By Nick Pilgrim
In thirteen years of reviewing, I have experienced a solid array of pieces which deep dive into important social and community issues.
Standout examples include:
- Australia’s Escalating Homeless Crisis (Trash Goes Down The River)
- Spousal Euthanasia (Everyman And His Dog)
- Teenage Online Porn Addiction (Gonzo)
- Workplace Bullying (Unsolicited Male)
Within the confines of a safe performance space, the main thrust of such works is often twofold. These journeys are not only designed to entertain and enlighten viewers, but to increase public awareness and generate informed post-show discussion at the same time.
The Culture is a chamber drama with the abovementioned goals clearly in mind. Running at 90 minutes in length, this dynamic two-hander has a great deal to unpack.
Best friends since high school, Will (Mina Asfour) and Katie (Laura Jackson) are inseparable. Sharing a flat together, the pair are as close as any gay male / straight female coupling could get. They finish each other’s sentences, binge on Cherry Ripe chocolate bars, and wax lyrical about their idols Jacinta Ardern, Hannah Gadsby, and Julia ‘Jools’ Gillard.
This enthusiasm for forthright role models and gender empowerment has in fact blossomed into a popular podcast they operate from home called ‘Don’t Get Us Started’.
However, the friends’ cozy bubble is tested by a workplace promotional launch Katie begs Will to attend with her. Despite their special bond, each secretly yearns for the perfect mate. It is hoped this event could provide a possible pathway to their individual desires.
Much to Will’s surprise and dismay, Katie quickly becomes involved with another man. He also raises several behavioural concerns about her new partner which are immediately shut down. Meanwhile, Will starts to chat online with a mysterious admirer, but feels slightly embarrassed for pursuing it.

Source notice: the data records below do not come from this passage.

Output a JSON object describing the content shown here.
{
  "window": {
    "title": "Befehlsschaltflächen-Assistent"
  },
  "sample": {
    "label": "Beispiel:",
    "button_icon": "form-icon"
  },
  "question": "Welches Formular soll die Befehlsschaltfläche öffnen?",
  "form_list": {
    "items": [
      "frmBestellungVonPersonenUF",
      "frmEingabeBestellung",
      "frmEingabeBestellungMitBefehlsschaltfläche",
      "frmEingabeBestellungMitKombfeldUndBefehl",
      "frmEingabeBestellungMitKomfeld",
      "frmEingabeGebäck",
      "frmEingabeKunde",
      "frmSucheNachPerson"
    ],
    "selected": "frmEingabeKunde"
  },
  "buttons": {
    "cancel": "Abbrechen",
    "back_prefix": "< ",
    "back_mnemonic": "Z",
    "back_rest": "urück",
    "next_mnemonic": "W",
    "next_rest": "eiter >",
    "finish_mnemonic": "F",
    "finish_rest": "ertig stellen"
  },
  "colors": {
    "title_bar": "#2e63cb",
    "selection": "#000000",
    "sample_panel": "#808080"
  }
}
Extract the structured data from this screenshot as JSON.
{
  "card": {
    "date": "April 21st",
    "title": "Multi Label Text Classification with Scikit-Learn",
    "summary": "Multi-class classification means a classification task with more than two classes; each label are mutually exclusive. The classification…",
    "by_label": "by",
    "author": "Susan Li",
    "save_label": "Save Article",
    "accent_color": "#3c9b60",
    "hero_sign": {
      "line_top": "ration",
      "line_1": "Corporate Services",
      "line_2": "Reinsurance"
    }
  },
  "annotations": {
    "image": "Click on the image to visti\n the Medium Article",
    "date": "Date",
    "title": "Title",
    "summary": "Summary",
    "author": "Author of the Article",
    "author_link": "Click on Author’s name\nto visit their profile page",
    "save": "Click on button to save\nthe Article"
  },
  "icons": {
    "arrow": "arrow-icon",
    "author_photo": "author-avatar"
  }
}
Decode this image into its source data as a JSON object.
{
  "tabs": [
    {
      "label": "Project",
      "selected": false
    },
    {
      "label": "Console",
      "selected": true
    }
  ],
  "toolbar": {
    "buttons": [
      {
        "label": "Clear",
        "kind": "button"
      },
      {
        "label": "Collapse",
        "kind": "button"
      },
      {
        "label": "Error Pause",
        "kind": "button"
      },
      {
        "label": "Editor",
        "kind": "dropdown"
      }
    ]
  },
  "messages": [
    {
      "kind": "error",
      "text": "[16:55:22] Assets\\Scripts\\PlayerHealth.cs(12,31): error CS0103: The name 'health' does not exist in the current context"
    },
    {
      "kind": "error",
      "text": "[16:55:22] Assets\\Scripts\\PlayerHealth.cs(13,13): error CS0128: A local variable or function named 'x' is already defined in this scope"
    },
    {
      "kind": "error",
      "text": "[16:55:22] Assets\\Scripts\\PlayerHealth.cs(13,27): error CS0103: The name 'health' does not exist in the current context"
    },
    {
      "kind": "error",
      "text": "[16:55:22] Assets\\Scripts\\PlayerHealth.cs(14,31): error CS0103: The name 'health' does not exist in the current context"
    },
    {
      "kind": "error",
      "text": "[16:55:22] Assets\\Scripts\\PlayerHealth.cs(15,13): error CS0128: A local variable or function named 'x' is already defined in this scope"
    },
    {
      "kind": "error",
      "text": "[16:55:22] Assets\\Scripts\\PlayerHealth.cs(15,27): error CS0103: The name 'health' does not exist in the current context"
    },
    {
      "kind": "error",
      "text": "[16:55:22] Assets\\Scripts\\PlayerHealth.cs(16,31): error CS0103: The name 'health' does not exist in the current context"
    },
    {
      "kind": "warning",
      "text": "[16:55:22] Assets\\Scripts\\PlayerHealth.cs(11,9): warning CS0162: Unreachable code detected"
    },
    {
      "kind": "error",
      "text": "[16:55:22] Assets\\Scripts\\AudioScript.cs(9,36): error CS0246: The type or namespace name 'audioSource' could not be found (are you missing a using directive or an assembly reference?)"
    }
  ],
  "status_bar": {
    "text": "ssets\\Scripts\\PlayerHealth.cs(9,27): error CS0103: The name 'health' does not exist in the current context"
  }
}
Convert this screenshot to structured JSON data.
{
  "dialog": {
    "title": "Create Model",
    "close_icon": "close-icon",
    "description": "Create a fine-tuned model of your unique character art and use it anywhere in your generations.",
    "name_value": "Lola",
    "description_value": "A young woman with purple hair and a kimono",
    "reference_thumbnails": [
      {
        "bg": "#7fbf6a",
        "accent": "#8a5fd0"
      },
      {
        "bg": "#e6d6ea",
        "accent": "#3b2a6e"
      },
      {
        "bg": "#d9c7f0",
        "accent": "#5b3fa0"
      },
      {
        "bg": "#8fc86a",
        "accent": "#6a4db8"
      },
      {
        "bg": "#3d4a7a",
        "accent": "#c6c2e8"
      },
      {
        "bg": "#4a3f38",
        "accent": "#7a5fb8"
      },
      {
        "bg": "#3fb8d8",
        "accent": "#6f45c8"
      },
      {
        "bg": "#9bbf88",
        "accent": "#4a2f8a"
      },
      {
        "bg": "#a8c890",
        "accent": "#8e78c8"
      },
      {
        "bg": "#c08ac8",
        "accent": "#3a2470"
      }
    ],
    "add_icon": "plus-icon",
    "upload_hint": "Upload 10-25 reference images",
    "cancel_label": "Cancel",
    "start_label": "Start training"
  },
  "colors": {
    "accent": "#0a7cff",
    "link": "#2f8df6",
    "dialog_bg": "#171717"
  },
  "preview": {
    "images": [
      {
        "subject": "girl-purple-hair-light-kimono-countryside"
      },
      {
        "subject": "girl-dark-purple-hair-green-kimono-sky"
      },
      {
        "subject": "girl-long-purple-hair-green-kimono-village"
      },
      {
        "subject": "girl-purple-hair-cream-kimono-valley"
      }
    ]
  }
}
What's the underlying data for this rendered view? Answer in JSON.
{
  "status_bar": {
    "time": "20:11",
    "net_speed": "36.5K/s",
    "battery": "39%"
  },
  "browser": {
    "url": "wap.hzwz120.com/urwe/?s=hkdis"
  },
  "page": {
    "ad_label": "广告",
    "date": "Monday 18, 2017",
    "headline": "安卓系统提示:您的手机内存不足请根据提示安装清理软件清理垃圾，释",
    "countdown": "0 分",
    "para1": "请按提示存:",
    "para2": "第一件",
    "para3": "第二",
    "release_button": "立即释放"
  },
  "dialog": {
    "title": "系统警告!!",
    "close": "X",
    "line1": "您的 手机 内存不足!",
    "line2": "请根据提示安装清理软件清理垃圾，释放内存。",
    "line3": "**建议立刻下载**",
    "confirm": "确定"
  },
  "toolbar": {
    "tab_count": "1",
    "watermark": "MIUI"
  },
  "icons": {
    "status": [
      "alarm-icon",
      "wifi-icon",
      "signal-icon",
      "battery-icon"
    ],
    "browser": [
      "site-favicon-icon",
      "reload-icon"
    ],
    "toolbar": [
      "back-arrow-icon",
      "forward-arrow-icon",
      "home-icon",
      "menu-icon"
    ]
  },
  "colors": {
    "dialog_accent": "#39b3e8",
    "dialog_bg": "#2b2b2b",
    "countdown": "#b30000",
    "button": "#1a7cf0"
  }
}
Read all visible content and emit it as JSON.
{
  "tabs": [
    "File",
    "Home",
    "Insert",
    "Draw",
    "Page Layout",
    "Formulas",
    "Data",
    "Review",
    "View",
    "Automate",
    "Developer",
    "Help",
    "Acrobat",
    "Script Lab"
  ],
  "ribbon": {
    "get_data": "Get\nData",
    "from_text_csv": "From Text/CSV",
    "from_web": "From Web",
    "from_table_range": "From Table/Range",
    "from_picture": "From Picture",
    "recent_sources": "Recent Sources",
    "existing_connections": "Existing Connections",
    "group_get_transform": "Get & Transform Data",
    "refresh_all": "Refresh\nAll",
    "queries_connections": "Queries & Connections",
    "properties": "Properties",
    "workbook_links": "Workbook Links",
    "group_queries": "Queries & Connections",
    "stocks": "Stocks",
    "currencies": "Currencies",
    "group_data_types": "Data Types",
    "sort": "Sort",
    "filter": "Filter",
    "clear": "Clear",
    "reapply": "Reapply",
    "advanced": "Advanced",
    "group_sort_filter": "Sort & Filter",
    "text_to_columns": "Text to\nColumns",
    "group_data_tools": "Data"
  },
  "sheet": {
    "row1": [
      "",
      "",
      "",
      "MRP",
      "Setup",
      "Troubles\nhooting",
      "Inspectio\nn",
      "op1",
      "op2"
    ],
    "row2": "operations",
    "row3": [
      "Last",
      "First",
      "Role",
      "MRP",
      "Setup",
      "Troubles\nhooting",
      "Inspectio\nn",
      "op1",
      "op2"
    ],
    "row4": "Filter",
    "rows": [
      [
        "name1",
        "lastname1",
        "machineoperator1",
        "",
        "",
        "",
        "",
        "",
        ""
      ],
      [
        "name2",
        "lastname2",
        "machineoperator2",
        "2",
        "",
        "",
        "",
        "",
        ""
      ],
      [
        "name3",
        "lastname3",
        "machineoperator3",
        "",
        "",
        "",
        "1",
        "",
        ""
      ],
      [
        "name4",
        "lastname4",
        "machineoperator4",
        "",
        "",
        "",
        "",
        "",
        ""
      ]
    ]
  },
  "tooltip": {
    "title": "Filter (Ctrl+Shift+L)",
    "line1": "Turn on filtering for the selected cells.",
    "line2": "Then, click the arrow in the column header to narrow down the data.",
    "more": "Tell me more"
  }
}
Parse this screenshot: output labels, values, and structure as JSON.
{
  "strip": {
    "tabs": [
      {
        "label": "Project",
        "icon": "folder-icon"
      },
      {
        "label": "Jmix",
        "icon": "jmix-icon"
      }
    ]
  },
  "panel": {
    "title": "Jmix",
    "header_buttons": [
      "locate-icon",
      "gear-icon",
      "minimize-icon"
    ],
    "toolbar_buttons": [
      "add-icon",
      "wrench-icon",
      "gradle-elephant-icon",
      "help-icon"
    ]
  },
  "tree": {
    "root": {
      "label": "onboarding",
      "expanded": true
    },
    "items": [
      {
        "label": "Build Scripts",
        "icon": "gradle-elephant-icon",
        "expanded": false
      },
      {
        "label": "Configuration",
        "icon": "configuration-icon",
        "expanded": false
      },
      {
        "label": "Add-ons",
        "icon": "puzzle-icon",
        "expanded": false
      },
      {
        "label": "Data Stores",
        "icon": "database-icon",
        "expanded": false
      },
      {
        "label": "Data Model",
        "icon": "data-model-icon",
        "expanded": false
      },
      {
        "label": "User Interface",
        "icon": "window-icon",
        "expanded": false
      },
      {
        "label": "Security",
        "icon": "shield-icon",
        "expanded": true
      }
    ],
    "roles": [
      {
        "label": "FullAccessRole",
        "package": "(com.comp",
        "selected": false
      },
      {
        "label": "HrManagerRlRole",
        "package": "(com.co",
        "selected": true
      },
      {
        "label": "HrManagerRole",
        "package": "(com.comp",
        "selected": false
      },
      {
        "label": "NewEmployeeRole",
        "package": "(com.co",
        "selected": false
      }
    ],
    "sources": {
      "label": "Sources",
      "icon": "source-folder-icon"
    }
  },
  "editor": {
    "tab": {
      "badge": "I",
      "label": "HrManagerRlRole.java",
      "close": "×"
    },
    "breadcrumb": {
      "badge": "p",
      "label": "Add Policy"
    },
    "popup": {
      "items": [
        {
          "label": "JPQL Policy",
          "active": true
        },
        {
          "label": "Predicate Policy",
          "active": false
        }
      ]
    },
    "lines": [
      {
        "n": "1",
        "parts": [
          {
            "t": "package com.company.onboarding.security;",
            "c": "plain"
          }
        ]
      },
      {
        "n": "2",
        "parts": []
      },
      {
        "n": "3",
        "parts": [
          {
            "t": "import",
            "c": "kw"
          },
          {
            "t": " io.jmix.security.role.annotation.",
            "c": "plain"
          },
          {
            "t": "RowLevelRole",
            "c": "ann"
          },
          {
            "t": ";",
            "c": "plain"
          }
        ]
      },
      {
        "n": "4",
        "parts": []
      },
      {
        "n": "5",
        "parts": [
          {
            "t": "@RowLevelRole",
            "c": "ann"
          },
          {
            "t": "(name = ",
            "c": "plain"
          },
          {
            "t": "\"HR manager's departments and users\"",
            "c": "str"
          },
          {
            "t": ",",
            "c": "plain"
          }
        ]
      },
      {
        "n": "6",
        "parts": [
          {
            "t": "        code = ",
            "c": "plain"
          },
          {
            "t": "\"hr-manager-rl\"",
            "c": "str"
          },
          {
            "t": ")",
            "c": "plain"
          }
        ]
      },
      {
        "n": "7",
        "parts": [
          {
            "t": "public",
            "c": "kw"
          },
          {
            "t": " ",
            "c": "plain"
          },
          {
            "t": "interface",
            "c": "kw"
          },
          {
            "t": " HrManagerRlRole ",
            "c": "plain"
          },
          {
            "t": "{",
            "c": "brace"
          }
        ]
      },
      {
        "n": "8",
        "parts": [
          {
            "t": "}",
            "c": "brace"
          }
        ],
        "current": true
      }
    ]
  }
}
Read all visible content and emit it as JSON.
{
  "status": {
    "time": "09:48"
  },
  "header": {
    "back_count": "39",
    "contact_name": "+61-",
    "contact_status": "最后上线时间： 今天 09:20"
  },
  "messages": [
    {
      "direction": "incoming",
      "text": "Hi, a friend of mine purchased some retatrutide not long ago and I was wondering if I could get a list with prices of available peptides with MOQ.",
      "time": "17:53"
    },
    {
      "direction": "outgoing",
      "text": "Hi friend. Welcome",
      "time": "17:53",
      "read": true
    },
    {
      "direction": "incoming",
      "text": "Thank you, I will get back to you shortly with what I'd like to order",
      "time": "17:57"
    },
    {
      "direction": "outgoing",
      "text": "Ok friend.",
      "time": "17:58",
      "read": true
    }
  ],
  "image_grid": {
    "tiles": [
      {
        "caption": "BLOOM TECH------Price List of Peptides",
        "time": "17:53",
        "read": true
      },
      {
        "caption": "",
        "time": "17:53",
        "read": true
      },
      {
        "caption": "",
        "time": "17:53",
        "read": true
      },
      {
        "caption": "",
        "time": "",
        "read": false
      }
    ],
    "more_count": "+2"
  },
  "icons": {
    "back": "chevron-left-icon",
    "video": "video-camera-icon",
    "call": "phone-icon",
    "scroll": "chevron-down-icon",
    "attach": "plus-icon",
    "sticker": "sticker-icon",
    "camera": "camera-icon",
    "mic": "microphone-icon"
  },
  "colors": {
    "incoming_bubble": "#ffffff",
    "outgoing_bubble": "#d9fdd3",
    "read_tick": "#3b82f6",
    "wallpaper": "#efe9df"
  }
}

When these recent factors threaten to drive a wedge between the friends, the pair start to question what brought them together in the first place.
Without giving away the story’s shocking reveal placed late in the show, The Culture presents viewers with interesting food for thought. What happens when a personal crusade hits home, and you risk becoming another silent statistic?
Suzie Miller explored this very dilemma in her one-woman powerhouse, Prima Facie. (To summarise, its plot follows a criminal defense barrister whose view of the legal system is challenged after she is sexually assaulted.) Like Miller’s monologue, The Culture appears to be created with a very specific demographic in mind. It also ponders the question, “Who are we and where do we truly stand?”
That author, Laura Jackson is prepared to show her protagonists as flawed, judgmental, petty, impulsive, cliquey, yet driven, passionate and stoic in equal measure, gives the story real bite. Given permission to reveal their true selves when the going gets tough, adds unexpected dimension to a relatable rite of passage. It must be said both Jackson and Asfour are fearless in communicating this element.
Like Muriel’s Wedding – The Musical or Dear Evan Hansen before it, investigating the perks and pitfalls of social media is one of The Culture’s biggest strengths. Brandon Wong’s smart multimedia design (using rear screen projection) plays a key role in building and maintaining the show’s dramatic tension. His work, in tandem with mood lighting (Capri Harris) and sound (Charlotte Leamon) adds to the powerful narrative. Solid stage management from Natalie Low always keeps proceedings on track.
Firm direction from Bethany Caputo and focused dramaturgy from Catherine Fargher support Jackson’s vision one hundred percent. The evolution of Katie and Will, their personal and professional growth, will align with many a water cooler conversation.
After successful seasons Off-Broadway in New York City and interstate, The Culture plays at Theatreworks’ Explosives Factory for a strictly limited season until Saturday 17 June.
Image: Aden Meser